Administration unveils new effort to provide mortgage financing for state housing agencies

WASHINGTON (AP) — The Obama administration on Monday unveiled a new program to support state and local housing finance agencies. The plan will help the agencies finance mortgages for first-time homebuyers and develop rental housing.

The agencies have had a hard time raising money because of the housing crisis and credit crunch. This year, the agencies have sold about $4 billion in tax-exempt bonds — one-fourth the amount in a typical year. That reduction is limiting the number of loans they can make.

The new program uses mortgage finance companies Fannie Mae and Freddie Mac to help fix the financing crunch. The two companies will package mortgages made by the housing agencies and sell them as bonds to the Treasury Department.

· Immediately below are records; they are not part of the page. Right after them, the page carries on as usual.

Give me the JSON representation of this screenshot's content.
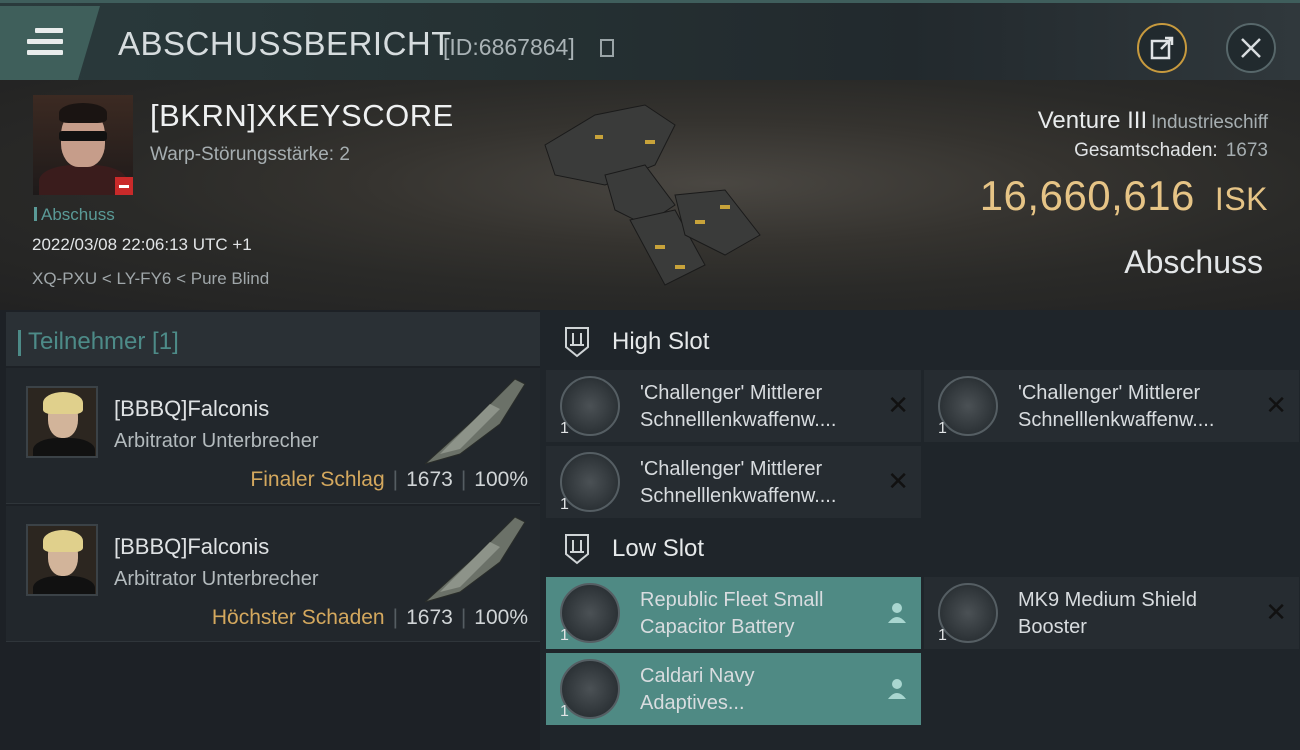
{
  "header": {
    "title": "ABSCHUSSBERICHT",
    "id": "[ID:6867864]"
  },
  "victim": {
    "name": "[BKRN]XKEYSCORE",
    "warp_strength": "Warp-Störungsstärke: 2",
    "loss_label": "Abschuss",
    "datetime": "2022/03/08 22:06:13 UTC +1",
    "location": "XQ-PXU < LY-FY6 < Pure Blind"
  },
  "ship": {
    "name": "Venture III",
    "class": "Industrieschiff",
    "damage_label": "Gesamtschaden:",
    "damage_value": "1673",
    "isk_value": "16,660,616",
    "isk_unit": "ISK",
    "result": "Abschuss"
  },
  "participants": {
    "title": "Teilnehmer [1]",
    "rows": [
      {
        "name": "[BBBQ]Falconis",
        "ship": "Arbitrator Unterbrecher",
        "role": "Finaler Schlag",
        "damage": "1673",
        "percent": "100%"
      },
      {
        "name": "[BBBQ]Falconis",
        "ship": "Arbitrator Unterbrecher",
        "role": "Höchster Schaden",
        "damage": "1673",
        "percent": "100%"
      }
    ]
  },
  "fitting": {
    "high_slot": {
      "title": "High Slot",
      "modules": [
        {
          "qty": "1",
          "line1": "'Challenger' Mittlerer",
          "line2": "Schnelllenkwaffenw...."
        },
        {
          "qty": "1",
          "line1": "'Challenger' Mittlerer",
          "line2": "Schnelllenkwaffenw...."
        },
        {
          "qty": "1",
          "line1": "'Challenger' Mittlerer",
          "line2": "Schnelllenkwaffenw...."
        }
      ]
    },
    "low_slot": {
      "title": "Low Slot",
      "modules": [
        {
          "qty": "1",
          "line1": "Republic Fleet Small",
          "line2": "Capacitor Battery"
        },
        {
          "qty": "1",
          "line1": "MK9 Medium Shield",
          "line2": "Booster"
        },
        {
          "qty": "1",
          "line1": "Caldari Navy",
          "line2": "Adaptives..."
        }
      ]
    }
  },
  "colors": {
    "accent_teal": "#4f8a84",
    "isk_gold": "#e6c486",
    "role_gold": "#d4a85e",
    "loss_red": "#c92a2a"
  }
}
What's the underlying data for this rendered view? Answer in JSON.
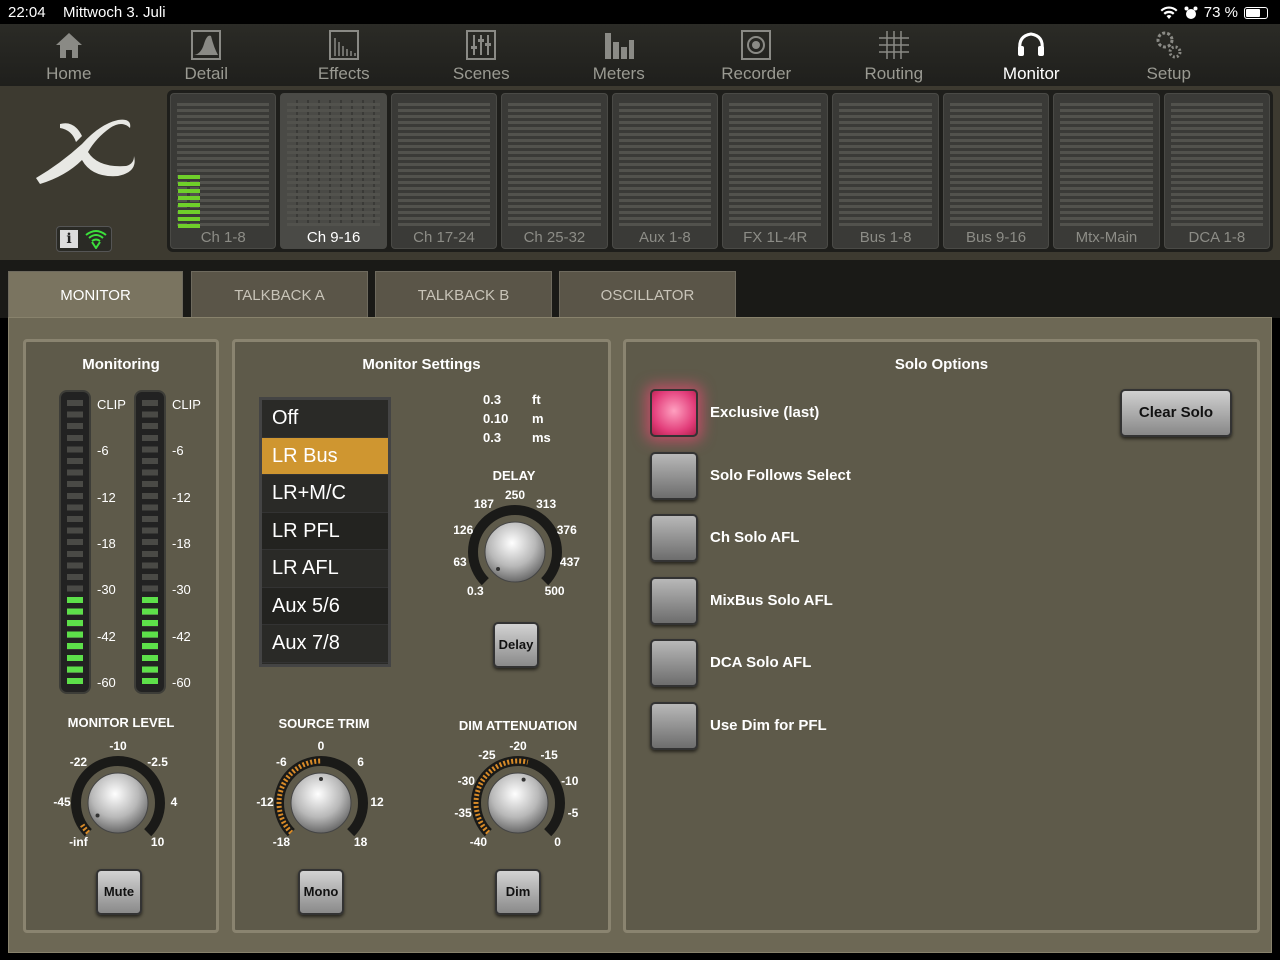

“It’s an additional layer of assistance to borrowers who are seeking a mortgage at a time when credit is scarce,” said Howard Glaser, a mortgage industry consultant in Washington. “It doesn’t solve all the problems of the housing market, but every little bit helps.”